The other reason to use a good locum tenens Doctor is practical. If the Locum tenens Doctor does not find enough work to take care of their needs, then s/he will find a regular full time job, then all your work finding a good fit is back to square one.
In many practices Doctors perform their own procedures, and learn the unique quirks of the equipment. Keep notes on what those tasks are, and where supplies are kept that you know about. That way the Locum Dr can still perform these procedures as long as they know where the supplies are located to perform the specific tasks.
Just because you may have more than one Doctor working in your practice does not mean you will never use the services of a locum tenens Doctor. Many multi-Doctor practices find their appointment schedules so full that it is arduous when one Doctor is gone to a conference or on a vacation. The appointments are so crowded, the remaining Doctor feels like s/he is rushing the clients through, and not giving them the service they deserve while one of the Doctors is gone. If that is the case, then consider hiring a locum tenens Doctor when a doctor is away from the practice.

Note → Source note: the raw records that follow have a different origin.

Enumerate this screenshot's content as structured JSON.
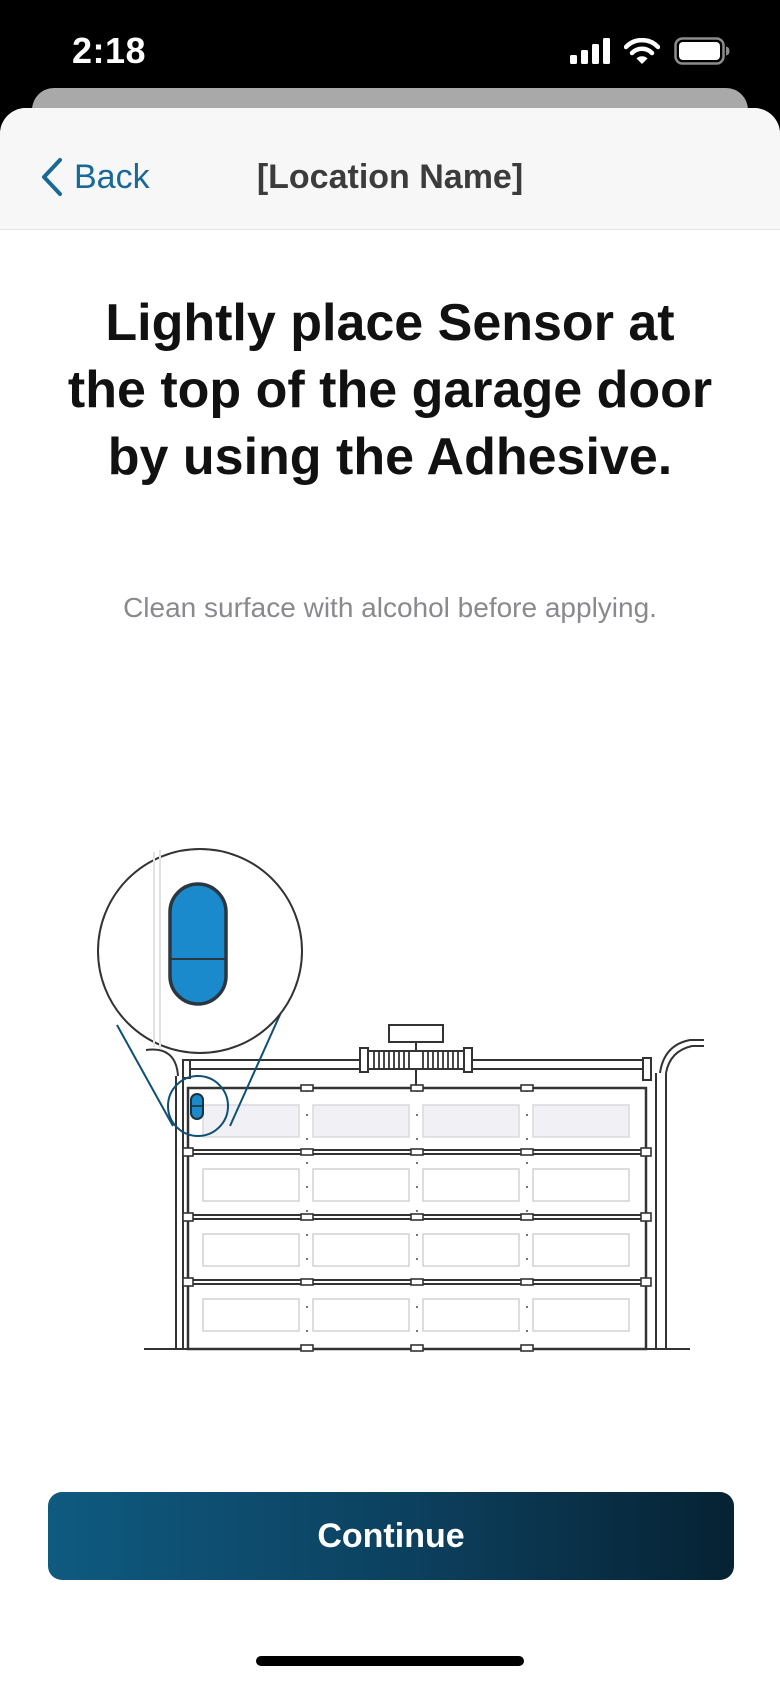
{
  "status_bar": {
    "time": "2:18",
    "icons": [
      "cellular-signal-icon",
      "wifi-icon",
      "battery-icon"
    ]
  },
  "nav": {
    "back_label": "Back",
    "back_icon": "chevron-left-icon",
    "title": "[Location Name]"
  },
  "content": {
    "headline": "Lightly place Sensor at the top of the garage door by using the Adhesive.",
    "subtitle": "Clean surface with alcohol before applying."
  },
  "illustration": {
    "subject": "garage-door-with-sensor-callout",
    "door_panel_rows": 4,
    "door_panel_columns": 4
  },
  "actions": {
    "continue_label": "Continue"
  },
  "colors": {
    "accent": "#1a6896",
    "sensor_blue": "#1a8acd",
    "button_gradient_start": "#0f5a80",
    "button_gradient_end": "#062233",
    "headline": "#111111",
    "subtitle": "#8a8a8e"
  }
}
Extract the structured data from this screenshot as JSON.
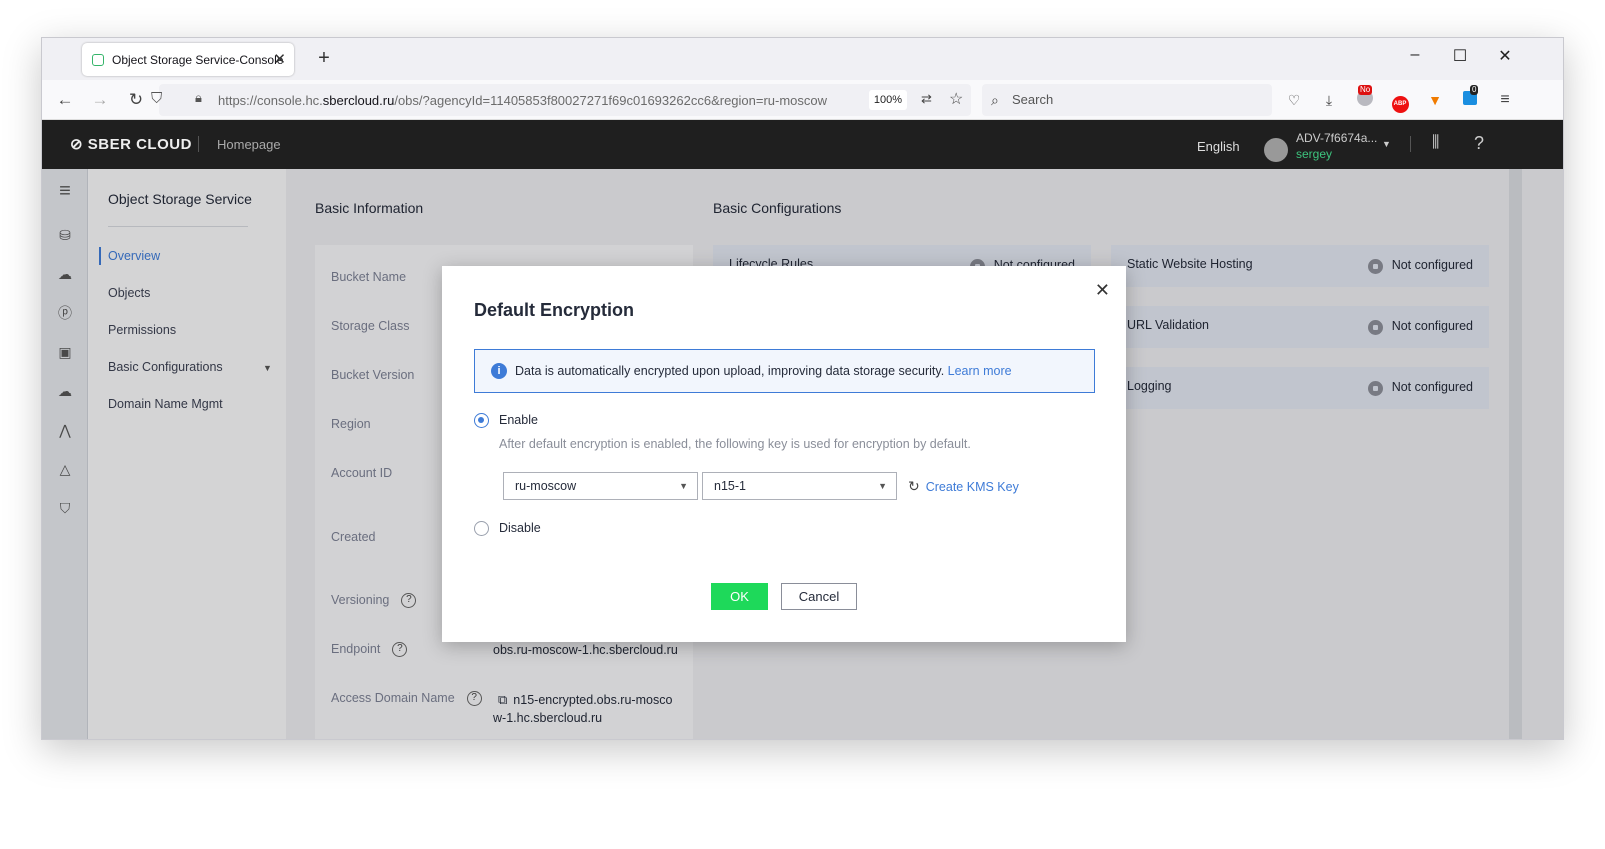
{
  "browser": {
    "tab_title": "Object Storage Service-Console",
    "url_prefix": "https://console.hc.",
    "url_domain": "sbercloud.ru",
    "url_rest": "/obs/?agencyId=11405853f80027271f69c01693262cc6&region=ru-moscow",
    "zoom": "100%",
    "search_placeholder": "Search",
    "ext_badge_no": "No",
    "ext_badge_count": "0"
  },
  "header": {
    "logo": "SBER CLOUD",
    "homepage": "Homepage",
    "language": "English",
    "account": "ADV-7f6674a...",
    "username": "sergey"
  },
  "sidebar": {
    "title": "Object Storage Service",
    "items": [
      {
        "label": "Overview"
      },
      {
        "label": "Objects"
      },
      {
        "label": "Permissions"
      },
      {
        "label": "Basic Configurations"
      },
      {
        "label": "Domain Name Mgmt"
      }
    ]
  },
  "main": {
    "basic_info_title": "Basic Information",
    "basic_config_title": "Basic Configurations",
    "labels": {
      "bucket_name": "Bucket Name",
      "storage_class": "Storage Class",
      "bucket_version": "Bucket Version",
      "region": "Region",
      "account_id": "Account ID",
      "created": "Created",
      "versioning": "Versioning",
      "endpoint": "Endpoint",
      "access_domain": "Access Domain Name"
    },
    "endpoint_value": "obs.ru-moscow-1.hc.sbercloud.ru",
    "access_domain_line1": "n15-encrypted.obs.ru-mosco",
    "access_domain_line2": "w-1.hc.sbercloud.ru",
    "configs": [
      {
        "name": "Lifecycle Rules",
        "status": "Not configured"
      },
      {
        "name": "Static Website Hosting",
        "status": "Not configured"
      },
      {
        "name": "URL Validation",
        "status": "Not configured"
      },
      {
        "name": "Logging",
        "status": "Not configured"
      }
    ]
  },
  "dialog": {
    "title": "Default Encryption",
    "info_text": "Data is automatically encrypted upon upload, improving data storage security.",
    "learn_more": "Learn more",
    "enable_label": "Enable",
    "enable_hint": "After default encryption is enabled, the following key is used for encryption by default.",
    "region_value": "ru-moscow",
    "key_value": "n15-1",
    "create_kms": "Create KMS Key",
    "disable_label": "Disable",
    "ok": "OK",
    "cancel": "Cancel"
  }
}
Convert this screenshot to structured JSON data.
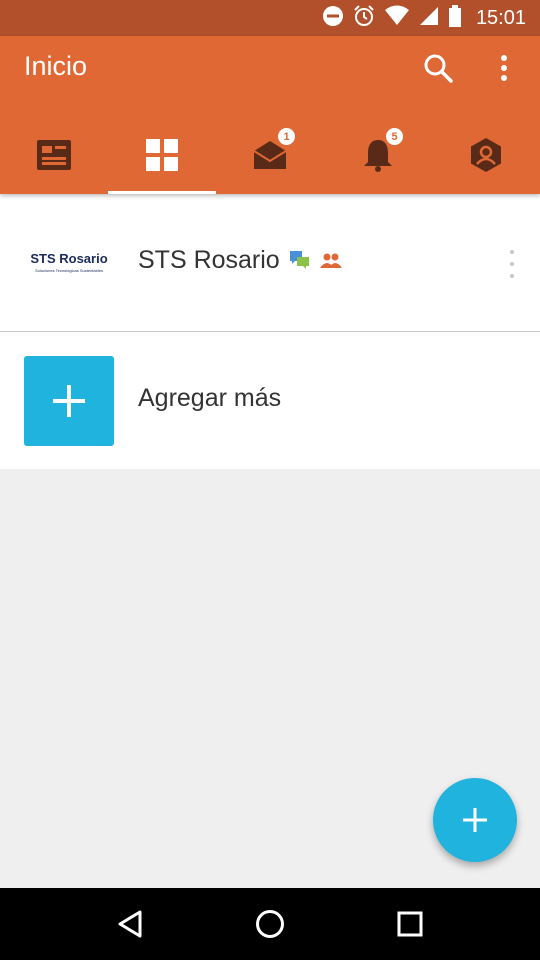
{
  "status_bar": {
    "time": "15:01",
    "icons": [
      "do-not-disturb-icon",
      "alarm-icon",
      "wifi-icon",
      "signal-icon",
      "battery-icon"
    ]
  },
  "app_bar": {
    "title": "Inicio",
    "actions": [
      "search-icon",
      "more-vert-icon"
    ],
    "tabs": [
      {
        "icon": "news-icon",
        "active": false
      },
      {
        "icon": "grid-icon",
        "active": true
      },
      {
        "icon": "mail-icon",
        "active": false,
        "badge": "1"
      },
      {
        "icon": "bell-icon",
        "active": false,
        "badge": "5"
      },
      {
        "icon": "profile-icon",
        "active": false
      }
    ],
    "color": "#e06834",
    "status_color": "#b2502c"
  },
  "list": {
    "items": [
      {
        "title": "STS Rosario",
        "logo_text": "STS Rosario",
        "logo_subtext": "Soluciones Tecnológicas Sustentables",
        "tags": [
          "chat-icon",
          "group-icon"
        ]
      }
    ],
    "add_more_label": "Agregar más"
  },
  "fab": {
    "icon": "plus-icon",
    "color": "#1fb3dd"
  },
  "nav_bar": {
    "buttons": [
      "back-icon",
      "home-icon",
      "recents-icon"
    ]
  }
}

The finance arrangements will vary depending on various situations. Payment arrangements are typically one of three scenarios: Hourly rate, Daily rate, or weekly rate. This is one of the questions to ask at the beginning of the process so the owner is aware of the situation.
The other important factor is how the locum tenens Doctor's business is set up for tax identification purposes. This affects how your clinic will pay the locum tenens doctor. The most common situations are: Corporation, business ID with sole proprietor, sole proprietor. Corporation: the locum Tenens DVM has set up a corporation that He/she works for and your clinic pays the corporation. This is the entity that your practice will pay.
Business ID with sole proprietor: the Locum tenens has a Federal ID set up and files under that business name on the schedule C. You write your check to a business name, and receive a W-9 from the business prior to working, and send them a 1099R at the end of the year.
Individual/Sole Proprietor still will give you a W-9 with their Social Security number. The check of the clinic may be made out to the Doctor, and a 1099 is still sent if you pay the individual more than $600/year.
In some long term locum tenens situations, where the work schedule is semi-regular, the clinic owner may elect to have the locum tenens Doctor paid as an employee with regular withholding.
Federal IRS guidelines are good beginning points, but state classifications may be different depending on the agency that might look into the relationship. The state Workers Compensation agency may use one set of guidelines, and the state Internal revenue department may use a completely different set of guidelines to determine the relationship.
States and countries vary on how they will define the Doctor who seems to be working a semiregular schedule for an extended period of time. It would be wise to get advise from your accountant regarding how your state will handle such a situation. Each situation will have different benefits for you, and the locum tenens Doctor.